I don’t expect many of you to be reading my blog on Christmas Day. But this blog is actually a gift for my dad, so it must be posted today. And you get to behold it along with him!
Looking back at this year’s posts, I realize I only cryptically discussed my Harper Lee Year in one blog, my Top 18 of 2018 (see #18), but I could have sworn I wrote about it somewhere else, the full story. Essentially, this is what happened December of last year.
I had just started a new job in the same department where I’d worked before, but in a different role with a different team. A couple of days into the job I had a revelatory moment in which I not only realized the job wasn’t for me, but I also realized there were people who actually wanted to do this job.

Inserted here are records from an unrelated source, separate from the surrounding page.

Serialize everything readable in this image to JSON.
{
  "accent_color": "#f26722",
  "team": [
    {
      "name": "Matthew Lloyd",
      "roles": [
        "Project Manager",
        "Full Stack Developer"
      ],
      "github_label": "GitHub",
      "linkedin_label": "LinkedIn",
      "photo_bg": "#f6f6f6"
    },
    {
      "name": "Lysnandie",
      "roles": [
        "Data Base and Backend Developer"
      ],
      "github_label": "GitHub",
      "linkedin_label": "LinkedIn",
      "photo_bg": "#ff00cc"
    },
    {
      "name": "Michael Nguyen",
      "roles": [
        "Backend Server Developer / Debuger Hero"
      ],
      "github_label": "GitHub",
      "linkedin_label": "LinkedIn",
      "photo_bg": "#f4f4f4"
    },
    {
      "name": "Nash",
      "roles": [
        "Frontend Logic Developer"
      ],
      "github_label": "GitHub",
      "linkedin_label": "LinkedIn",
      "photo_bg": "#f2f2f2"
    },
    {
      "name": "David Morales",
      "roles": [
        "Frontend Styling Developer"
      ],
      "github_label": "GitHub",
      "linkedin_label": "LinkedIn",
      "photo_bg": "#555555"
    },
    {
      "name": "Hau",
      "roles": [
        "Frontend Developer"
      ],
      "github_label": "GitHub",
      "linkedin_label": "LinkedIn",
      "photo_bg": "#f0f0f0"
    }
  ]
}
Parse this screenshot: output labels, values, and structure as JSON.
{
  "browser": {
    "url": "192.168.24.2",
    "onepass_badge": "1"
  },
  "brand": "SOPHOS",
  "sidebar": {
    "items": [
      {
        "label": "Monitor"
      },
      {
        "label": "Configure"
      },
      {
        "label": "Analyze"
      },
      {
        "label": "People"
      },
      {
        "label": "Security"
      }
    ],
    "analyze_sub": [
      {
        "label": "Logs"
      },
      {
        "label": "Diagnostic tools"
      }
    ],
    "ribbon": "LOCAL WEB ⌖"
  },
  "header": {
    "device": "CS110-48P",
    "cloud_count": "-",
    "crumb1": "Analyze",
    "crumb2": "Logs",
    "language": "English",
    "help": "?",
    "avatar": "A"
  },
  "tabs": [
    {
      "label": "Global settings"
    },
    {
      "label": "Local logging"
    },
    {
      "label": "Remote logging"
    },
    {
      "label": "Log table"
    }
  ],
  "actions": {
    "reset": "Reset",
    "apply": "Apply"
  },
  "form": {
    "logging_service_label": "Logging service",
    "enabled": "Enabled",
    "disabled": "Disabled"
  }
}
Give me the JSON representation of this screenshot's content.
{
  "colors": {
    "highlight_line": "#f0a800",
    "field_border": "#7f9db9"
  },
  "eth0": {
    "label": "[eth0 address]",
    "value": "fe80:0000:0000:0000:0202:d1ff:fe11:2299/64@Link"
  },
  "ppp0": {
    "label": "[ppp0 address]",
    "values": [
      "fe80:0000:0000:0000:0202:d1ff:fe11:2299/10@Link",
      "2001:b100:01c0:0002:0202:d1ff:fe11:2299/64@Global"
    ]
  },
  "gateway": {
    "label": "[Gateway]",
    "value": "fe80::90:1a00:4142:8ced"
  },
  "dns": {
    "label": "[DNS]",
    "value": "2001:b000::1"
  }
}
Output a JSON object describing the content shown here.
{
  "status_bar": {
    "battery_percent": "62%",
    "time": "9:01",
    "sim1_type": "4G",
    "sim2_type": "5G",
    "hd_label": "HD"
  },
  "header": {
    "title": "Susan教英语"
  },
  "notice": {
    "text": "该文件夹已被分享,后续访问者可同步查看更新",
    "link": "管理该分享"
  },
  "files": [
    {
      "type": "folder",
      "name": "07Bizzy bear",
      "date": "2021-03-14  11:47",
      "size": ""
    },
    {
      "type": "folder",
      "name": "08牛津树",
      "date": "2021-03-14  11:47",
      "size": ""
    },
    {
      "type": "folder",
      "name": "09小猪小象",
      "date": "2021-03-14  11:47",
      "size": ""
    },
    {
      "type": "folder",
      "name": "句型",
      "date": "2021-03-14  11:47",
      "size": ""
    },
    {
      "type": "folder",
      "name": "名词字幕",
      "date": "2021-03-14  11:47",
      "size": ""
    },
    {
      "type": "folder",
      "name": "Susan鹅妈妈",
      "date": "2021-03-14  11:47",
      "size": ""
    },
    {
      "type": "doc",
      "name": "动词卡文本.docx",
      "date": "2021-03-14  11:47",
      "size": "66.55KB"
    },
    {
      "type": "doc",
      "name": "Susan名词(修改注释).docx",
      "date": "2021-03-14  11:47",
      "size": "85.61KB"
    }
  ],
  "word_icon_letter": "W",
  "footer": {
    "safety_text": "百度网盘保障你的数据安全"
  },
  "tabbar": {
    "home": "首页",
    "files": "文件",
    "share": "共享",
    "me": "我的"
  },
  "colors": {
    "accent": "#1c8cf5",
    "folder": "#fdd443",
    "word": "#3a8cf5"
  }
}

The girl who was training me kept asking, “So, was that when you realized you wanted to go into research?” — after dolphin training, after teaching, after traveling to Greece.
No, young child. Sometimes people do things to make money and have health care.
It was as if I had to tell her point blank, “I don’t want to be here!” and since I had not yet said those words out loud, even to myself, the conversation forced me to take a good look at my life and where I was headed.
I was in the midst of my existential crisis when my dad called.
At that moment I was on my way to Warren, RI to interview a chef for a magazine article. “I’m building a resumé for a job I don’t want,” I cried to my dad. I wanted jobs in writing, in editing, in traveling, in study abroad, in teaching English overseas, in something that combined my interests and skills and put me on a path toward becoming a writer (or, let’s be honest: living in Greece), and instead, I was setting myself up for a Masters in Public Health.
“Well then, what’s your ideal situation?” my dad asked.
My ideal situation was that I would receive the $25,000 writing fellowship I’d applied for–unbeknownst to him–and get to live as a writer for a year. It was something I’d always wanted to do. Despite getting an MA in creative writing, my writing consistently took last place on my priority list, which was especially true when I first moved to Rhode Island and worked multiple jobs. Once I added Motif Magazine to the mix, any creative energy I had was funneled into my articles. And, sadly, I also wanted a social life. We know what they say about wanting a social life with friends.*
*In case you’re wondering, I replaced “love” with the gym. Same same.
I told my dad I applied for this scholarship. It was unlikely I’d get it, but since it was only open to Rhode Island writers, I thought my odds were…better? At that point my hope was dwindling, but it was still there, a tiny string I firmly held onto.
That’s when my dad said, “Okay. How about if you don’t get the fellowship, I will be your fellowship?”
Such acts of unmerited kindness are too much. I showed up to the interview looking like a balloon swallowed my face. But a week later, I received a rejection letter from the RI Foundation, and my dad’s offer still stood.
After some deliberation** I accepted, and thus experienced a tidal wave of terror (mixed with excitement as a lovely foam finish).
**it took several friends convincing me I wouldn’t be “that” millennial who depends on Daddy at 30 years old.
It’d be one thing to disappoint the RI Foundation; it’d be another to disappoint my dad. That might be why I’ve not discussed any of my Harper Lee Year here…mostly because I felt like I was failing at it all year long.
I once heard Professor Rosalind Picard, who founded the Affective Computing Research Group at MIT (the program that gave Artificial Intelligence emotional intelligence) speak at a Round Table event. She said she used to be an atheist, and in an effort prove her case against the Bible, she started reading it cover-to-cover. The result was that she converted to Christianity. But one of the most memorable things she said, though I don’t remember what the pushback was that prompted it, was this: “Don’t compare me to a perfect person. Compare me to the person I used to be.”
When I compare myself to a “real” writer, I slide into despair of how unproductive I am, how I don’t know what I’m doing, how I’m squandering my resources, and I have nothing to show for my time!
Thinking about Rosalind Picard, however, I wondered what would happen if I compared myself to myself instead of other people, and thus we arrive at my Christmas gift to my dad.
Here is my year in review. Thank you, Daddy, for letting me live my dream in 2019. I learned about being a writer and about myself, and also how hard it is to make infographics. I hope you are able to read between the blurry lines and see how important this year has been. I hope it/I make(s) you proud.
Merry Christmas ❤